■ Problem: For the word "zoom", count the lines below that contain it. Give the number alone.

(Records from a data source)
============================================================

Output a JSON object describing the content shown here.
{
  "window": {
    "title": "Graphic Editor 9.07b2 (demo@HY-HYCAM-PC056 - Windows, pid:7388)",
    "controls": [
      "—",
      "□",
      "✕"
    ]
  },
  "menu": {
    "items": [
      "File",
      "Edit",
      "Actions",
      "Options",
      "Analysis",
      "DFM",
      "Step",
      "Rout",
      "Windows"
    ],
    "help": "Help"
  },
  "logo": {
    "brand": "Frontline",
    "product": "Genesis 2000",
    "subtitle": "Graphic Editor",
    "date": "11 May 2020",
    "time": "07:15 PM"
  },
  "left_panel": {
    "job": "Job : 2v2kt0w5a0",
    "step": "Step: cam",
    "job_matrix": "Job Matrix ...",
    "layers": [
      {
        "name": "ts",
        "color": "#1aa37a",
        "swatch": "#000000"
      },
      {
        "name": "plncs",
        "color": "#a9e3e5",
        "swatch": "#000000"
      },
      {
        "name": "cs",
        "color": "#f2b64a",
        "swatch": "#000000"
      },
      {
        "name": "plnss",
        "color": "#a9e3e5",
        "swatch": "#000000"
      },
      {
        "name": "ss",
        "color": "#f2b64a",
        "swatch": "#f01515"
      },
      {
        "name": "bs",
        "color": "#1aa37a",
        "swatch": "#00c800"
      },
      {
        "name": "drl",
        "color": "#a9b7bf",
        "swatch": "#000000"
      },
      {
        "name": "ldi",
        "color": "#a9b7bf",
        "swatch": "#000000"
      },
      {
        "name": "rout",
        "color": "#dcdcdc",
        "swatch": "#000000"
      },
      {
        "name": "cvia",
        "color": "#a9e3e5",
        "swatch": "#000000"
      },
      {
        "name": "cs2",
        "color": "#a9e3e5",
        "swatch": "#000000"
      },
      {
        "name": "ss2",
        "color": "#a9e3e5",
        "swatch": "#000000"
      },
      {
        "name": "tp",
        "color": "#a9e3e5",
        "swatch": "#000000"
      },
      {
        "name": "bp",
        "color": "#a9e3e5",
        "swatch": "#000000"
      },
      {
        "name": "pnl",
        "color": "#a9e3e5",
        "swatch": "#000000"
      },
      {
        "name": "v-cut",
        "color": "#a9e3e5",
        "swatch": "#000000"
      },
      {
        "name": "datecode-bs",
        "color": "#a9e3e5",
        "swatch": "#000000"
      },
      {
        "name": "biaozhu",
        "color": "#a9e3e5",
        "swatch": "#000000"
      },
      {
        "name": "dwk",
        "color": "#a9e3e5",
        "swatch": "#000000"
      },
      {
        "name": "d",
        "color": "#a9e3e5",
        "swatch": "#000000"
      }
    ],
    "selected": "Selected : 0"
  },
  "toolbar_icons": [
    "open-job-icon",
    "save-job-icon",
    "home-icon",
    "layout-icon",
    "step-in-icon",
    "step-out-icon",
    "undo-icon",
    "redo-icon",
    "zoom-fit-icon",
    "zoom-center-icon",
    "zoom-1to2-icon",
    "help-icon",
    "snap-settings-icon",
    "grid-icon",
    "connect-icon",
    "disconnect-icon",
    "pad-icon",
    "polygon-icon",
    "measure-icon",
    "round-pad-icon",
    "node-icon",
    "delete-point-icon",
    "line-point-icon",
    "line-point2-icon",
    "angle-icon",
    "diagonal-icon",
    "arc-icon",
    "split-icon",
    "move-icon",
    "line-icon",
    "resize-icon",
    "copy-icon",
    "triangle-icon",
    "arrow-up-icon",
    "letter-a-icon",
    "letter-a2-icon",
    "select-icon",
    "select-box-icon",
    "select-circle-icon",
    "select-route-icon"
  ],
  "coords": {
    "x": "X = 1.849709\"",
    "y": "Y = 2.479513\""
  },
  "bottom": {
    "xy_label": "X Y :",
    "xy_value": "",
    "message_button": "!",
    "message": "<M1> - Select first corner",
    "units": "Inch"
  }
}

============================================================

■ Your response: 3